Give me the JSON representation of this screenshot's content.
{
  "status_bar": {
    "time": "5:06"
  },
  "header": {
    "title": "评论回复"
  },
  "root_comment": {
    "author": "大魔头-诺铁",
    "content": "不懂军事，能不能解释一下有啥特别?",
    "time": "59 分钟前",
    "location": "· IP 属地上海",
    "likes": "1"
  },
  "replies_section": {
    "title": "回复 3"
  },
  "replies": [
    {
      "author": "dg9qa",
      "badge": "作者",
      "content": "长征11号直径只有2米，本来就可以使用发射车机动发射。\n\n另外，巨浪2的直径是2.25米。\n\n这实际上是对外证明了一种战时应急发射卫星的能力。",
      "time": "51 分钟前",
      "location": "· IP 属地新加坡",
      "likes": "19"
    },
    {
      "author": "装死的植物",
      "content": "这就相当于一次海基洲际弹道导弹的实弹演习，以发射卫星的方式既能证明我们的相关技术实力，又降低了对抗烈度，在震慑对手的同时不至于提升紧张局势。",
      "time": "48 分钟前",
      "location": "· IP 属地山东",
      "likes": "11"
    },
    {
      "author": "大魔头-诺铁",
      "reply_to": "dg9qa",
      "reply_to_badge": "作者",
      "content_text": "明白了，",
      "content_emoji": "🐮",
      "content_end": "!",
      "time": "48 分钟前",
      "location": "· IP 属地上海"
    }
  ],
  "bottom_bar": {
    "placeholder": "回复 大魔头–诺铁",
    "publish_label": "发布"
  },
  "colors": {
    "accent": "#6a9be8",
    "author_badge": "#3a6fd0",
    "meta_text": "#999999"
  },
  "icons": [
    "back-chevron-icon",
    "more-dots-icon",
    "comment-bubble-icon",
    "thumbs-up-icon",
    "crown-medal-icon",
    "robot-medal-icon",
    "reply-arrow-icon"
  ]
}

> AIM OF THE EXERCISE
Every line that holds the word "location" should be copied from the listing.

> EXERCISE ANSWER
    "location": "· IP 属地上海",
      "location": "· IP 属地新加坡",
      "location": "· IP 属地山东",
      "location": "· IP 属地上海"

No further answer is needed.